Work request
Examine the data line by line and report how many lines include the word "from", with no additional output.

Data about app and page elements
▬▬▬▬▬▬
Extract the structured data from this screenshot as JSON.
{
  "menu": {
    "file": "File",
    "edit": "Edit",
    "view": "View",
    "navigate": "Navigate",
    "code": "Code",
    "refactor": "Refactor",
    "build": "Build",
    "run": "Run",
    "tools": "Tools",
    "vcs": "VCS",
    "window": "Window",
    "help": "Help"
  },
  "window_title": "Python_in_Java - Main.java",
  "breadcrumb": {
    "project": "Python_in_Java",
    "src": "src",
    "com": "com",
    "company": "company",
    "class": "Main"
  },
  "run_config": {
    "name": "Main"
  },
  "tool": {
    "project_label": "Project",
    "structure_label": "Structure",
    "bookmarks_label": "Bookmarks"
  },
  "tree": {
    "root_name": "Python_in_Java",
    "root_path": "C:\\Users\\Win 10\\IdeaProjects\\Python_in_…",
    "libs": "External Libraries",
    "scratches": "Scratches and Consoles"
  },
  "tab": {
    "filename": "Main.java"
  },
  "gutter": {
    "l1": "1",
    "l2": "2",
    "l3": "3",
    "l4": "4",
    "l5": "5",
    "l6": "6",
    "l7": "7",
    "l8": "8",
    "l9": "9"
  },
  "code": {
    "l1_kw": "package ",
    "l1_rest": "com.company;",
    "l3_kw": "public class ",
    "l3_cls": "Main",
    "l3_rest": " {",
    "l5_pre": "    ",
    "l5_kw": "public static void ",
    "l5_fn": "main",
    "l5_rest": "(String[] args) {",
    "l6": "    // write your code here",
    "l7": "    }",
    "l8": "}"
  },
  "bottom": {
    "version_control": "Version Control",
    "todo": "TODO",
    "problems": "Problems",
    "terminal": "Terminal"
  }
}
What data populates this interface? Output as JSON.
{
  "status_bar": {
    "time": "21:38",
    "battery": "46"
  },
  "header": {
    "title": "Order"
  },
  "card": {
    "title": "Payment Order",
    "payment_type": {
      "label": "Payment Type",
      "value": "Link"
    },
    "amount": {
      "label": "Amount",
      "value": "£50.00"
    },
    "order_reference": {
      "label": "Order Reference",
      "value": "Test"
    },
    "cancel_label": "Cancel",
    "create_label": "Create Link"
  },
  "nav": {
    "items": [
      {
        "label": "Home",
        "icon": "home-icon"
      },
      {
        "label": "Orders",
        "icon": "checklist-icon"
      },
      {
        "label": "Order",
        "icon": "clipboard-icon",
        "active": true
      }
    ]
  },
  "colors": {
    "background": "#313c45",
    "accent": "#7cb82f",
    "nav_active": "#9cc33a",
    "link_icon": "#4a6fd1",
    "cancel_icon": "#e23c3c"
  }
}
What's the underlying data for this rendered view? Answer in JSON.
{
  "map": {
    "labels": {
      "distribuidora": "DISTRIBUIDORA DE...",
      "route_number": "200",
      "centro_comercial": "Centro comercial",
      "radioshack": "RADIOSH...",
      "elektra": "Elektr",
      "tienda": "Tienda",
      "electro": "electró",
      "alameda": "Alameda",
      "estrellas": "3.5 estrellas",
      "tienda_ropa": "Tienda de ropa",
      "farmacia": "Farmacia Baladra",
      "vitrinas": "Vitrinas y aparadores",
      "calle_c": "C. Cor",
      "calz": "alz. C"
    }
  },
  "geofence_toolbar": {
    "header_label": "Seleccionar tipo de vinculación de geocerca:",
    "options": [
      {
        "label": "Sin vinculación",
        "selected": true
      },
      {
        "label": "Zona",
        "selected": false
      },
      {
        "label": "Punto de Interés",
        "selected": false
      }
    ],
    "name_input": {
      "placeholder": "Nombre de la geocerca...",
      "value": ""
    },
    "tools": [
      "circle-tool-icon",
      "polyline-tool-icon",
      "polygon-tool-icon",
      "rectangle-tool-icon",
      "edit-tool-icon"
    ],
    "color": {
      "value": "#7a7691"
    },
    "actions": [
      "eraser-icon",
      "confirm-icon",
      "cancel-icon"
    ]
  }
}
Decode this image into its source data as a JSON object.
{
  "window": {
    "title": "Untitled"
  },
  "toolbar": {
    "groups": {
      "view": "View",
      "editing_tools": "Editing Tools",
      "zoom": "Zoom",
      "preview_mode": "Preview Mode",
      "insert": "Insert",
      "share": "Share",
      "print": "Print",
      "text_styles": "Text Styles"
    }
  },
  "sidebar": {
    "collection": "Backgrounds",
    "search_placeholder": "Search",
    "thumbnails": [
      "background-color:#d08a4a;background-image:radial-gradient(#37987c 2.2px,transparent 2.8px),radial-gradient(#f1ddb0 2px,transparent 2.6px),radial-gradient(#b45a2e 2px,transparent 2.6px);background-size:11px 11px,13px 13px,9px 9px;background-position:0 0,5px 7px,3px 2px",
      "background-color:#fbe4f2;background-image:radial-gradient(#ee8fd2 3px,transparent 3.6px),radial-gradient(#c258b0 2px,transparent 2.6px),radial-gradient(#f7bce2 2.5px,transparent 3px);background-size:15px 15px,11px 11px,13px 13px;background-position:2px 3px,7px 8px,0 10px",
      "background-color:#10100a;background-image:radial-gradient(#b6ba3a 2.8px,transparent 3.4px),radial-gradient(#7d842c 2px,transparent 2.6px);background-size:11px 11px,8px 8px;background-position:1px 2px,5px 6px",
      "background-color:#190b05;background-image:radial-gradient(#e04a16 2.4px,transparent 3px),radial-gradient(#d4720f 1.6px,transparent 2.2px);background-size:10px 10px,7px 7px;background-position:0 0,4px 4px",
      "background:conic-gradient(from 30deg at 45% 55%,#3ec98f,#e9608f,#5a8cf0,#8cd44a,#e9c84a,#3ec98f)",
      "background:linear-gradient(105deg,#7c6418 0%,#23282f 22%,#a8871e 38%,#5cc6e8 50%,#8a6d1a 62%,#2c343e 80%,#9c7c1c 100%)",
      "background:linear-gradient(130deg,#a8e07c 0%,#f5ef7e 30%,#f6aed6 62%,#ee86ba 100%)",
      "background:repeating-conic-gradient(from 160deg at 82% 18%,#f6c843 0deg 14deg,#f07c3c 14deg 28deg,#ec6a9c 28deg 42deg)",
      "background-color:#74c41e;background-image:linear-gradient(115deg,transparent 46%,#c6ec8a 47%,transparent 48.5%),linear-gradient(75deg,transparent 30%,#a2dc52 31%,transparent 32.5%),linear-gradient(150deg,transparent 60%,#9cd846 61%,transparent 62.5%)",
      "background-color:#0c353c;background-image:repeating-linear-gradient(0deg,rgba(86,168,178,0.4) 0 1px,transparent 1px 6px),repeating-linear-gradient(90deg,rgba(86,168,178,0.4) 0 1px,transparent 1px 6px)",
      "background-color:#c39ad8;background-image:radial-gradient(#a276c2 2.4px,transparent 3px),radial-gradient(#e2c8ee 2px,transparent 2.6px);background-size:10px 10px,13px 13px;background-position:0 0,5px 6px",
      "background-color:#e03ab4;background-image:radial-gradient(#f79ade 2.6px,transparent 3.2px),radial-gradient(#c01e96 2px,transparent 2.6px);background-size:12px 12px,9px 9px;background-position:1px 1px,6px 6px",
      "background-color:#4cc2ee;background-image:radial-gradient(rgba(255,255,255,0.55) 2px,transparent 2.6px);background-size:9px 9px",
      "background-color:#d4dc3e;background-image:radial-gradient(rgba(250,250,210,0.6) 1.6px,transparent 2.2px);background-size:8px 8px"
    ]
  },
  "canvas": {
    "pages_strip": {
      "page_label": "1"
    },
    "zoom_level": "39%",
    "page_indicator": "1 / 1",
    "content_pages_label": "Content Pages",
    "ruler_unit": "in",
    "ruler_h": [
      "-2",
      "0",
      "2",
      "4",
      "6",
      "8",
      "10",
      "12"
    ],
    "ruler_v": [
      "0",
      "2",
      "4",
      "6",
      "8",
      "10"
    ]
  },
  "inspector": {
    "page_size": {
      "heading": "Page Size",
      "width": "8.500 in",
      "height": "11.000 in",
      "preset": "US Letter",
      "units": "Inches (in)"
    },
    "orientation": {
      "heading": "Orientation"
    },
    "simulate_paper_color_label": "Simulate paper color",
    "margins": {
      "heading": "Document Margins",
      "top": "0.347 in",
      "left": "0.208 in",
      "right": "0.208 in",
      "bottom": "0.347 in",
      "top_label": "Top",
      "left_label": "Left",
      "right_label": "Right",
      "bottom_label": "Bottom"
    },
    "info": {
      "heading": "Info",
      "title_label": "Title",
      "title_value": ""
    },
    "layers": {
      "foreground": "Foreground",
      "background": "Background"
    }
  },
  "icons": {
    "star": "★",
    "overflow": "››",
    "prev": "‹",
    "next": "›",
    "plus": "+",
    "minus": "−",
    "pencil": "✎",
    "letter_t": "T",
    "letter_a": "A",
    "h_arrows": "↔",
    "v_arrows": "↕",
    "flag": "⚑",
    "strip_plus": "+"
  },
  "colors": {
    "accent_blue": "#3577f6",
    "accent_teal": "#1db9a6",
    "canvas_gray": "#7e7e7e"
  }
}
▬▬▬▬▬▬
Exercise answer
3